Taking his turn to address the court, the counsel for the plaintiff, Mr. Owusu Sekyere, prayed the court not to lift the injunction, arguing that the concerns of his client are still relevant.
He explained that once there is still a constituency which is yet to hold its elections; it would not be fair for the party to conduct the congress because delegates from that constituency would be disenfranchised.
Mr. Sekyere rebutted Mr. Agyei’s contention that Article 7 of the party’s constitution gives authorization for a regional congress to be held when one third of delegates are confirmed.
Quoting Article 7 section 13 of the party’s constitution which stipulates the membership of the party’s delegates, the young lawyer said the mention of constituency executives is paramount and therefore should not be overlooked.
Mr. Sekyere argued that once the membership of the constituency executives was not complete due to the absence of the Asokwa Constituency, which is yet to elect its executives, the holding of the congress would be a breach of the party’s constitution.
After listening to the pros and cons of the arguments put forward by both learned counsels, Justice Boon decided that he needs time to study the arguments so as to make an informed judgment on the matter. He therefore adjourned sitting to Friday, January 29, 2010.
Though Peter Mac Manu, the National Chairman of the party, humbly appealed to Justice Boon to lift the injunction to enable the congress to be held because a postponement would derail the party’s plan, the judge did not budge.
Unable to do anything about the judgment, Mr. Mac Manu, who was accompanied by party gurus like Hon. Dr Anthony Osei Akoto, Hon. Elizabeth Agyeman, Hon. Kofi Jumah, Mr. Yaw Amankwaah and others, left the court room dejected.

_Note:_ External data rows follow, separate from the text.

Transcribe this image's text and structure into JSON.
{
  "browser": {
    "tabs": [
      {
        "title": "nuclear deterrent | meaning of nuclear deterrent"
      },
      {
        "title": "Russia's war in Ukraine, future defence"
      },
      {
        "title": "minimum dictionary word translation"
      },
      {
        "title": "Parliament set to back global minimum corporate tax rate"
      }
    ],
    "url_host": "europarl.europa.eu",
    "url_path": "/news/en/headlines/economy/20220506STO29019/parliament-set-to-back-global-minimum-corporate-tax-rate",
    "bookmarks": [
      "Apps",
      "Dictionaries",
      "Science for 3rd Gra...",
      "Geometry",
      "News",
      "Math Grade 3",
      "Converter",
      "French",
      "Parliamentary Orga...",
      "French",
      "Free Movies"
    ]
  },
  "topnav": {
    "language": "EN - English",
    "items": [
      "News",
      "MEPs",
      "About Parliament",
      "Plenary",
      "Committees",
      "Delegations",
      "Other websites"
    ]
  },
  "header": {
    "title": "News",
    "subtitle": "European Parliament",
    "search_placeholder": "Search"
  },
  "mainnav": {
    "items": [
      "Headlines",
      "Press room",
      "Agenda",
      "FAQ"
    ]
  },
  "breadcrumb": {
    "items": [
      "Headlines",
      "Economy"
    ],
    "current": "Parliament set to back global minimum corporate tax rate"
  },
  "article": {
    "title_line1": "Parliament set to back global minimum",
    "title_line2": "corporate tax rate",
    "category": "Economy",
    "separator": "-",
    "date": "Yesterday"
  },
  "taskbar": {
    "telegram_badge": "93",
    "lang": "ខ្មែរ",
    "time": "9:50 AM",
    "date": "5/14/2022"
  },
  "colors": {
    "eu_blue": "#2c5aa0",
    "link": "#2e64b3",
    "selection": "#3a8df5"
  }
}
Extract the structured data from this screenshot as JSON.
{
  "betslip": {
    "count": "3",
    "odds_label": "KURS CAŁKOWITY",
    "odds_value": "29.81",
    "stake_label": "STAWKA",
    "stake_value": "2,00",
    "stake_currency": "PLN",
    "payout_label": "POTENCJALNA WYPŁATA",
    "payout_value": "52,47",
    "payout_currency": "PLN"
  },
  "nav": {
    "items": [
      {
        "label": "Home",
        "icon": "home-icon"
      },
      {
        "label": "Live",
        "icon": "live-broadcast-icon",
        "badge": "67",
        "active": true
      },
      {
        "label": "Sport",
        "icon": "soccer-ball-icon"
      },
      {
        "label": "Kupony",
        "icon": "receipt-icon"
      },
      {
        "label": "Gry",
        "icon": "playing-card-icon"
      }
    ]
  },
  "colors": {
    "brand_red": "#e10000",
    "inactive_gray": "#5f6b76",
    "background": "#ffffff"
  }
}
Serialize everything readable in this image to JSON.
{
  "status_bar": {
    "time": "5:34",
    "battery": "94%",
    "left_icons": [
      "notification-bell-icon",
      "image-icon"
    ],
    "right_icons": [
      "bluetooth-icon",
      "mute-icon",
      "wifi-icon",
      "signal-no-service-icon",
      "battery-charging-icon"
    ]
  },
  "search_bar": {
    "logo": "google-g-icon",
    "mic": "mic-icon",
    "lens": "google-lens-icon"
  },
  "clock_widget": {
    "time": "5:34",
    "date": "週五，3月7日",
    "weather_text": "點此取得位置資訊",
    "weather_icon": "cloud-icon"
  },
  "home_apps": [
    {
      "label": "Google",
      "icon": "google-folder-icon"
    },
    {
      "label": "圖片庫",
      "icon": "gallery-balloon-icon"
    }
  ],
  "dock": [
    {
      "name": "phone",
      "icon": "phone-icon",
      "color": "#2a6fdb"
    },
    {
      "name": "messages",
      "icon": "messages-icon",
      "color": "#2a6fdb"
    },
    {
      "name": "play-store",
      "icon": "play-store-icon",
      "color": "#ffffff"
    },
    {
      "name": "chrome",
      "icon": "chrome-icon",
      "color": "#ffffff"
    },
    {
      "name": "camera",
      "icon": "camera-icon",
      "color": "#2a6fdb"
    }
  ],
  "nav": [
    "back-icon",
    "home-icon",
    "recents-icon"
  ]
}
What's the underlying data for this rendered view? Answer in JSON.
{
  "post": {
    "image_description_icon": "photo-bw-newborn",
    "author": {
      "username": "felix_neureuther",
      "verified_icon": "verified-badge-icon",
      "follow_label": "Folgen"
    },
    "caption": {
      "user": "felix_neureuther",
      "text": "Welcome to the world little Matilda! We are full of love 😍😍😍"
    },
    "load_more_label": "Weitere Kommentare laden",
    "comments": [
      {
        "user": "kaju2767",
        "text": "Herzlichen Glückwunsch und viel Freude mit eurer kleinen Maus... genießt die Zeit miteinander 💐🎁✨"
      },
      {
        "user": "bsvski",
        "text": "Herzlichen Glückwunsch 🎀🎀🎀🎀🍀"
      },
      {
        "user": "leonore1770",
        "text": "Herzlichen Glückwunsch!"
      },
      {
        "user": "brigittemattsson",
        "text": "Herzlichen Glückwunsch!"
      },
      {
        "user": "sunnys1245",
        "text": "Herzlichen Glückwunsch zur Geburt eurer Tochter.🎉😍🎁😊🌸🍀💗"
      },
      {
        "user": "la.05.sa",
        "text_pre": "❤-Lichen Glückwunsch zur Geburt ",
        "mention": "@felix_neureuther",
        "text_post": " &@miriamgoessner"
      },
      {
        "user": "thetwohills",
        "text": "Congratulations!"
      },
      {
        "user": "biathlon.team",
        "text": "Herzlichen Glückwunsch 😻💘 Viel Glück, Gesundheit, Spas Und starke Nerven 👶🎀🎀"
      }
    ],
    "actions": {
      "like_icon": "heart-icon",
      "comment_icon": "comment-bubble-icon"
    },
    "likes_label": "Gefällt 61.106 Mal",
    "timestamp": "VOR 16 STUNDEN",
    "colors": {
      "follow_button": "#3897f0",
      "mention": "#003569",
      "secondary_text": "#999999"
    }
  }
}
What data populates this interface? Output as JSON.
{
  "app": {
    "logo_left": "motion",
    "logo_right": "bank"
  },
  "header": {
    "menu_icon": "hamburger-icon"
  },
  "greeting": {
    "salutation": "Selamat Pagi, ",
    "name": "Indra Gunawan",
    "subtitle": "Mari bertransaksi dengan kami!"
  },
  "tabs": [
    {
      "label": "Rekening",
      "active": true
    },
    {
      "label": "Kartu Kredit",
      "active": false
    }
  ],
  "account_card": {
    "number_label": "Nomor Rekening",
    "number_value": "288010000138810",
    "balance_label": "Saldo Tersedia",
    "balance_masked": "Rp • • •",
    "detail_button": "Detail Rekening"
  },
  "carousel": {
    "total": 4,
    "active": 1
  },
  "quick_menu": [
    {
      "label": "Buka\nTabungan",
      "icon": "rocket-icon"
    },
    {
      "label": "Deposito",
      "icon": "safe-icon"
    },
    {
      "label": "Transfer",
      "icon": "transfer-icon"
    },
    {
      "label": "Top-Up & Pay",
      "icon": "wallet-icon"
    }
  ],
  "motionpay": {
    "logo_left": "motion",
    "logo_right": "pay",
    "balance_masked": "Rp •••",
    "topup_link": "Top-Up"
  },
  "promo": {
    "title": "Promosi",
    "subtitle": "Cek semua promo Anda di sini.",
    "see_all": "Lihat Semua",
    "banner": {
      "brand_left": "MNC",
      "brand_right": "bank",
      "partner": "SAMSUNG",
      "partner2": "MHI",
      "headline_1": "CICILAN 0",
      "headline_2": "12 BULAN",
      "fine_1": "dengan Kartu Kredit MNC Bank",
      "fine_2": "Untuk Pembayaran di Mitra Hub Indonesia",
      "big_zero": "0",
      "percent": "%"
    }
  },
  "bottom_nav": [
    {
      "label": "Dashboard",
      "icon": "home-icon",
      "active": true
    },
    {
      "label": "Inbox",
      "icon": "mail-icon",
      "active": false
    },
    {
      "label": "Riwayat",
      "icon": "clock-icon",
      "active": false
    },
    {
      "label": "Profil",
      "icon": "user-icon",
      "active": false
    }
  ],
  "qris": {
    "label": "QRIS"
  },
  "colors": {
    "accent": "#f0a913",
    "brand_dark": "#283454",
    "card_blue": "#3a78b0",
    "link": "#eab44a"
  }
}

Meanwhile, the same court earlier on struck out an interlocutory injunction order which restrained the Asokwa Constituency from holding its elections.
With this development the Asokwa Constituency may quickly hold its constituency elections before Friday to ensure that the court will strike out the injunction to enable the congress to take place.
At the close of nominations twenty-four candidates had filed their applications papers to contest 9 executives positions in the region, including chairman, 1st and 2nd vice, secretary, vice secretary, organizer, youth organizer, women’s’ organizer and treasurer.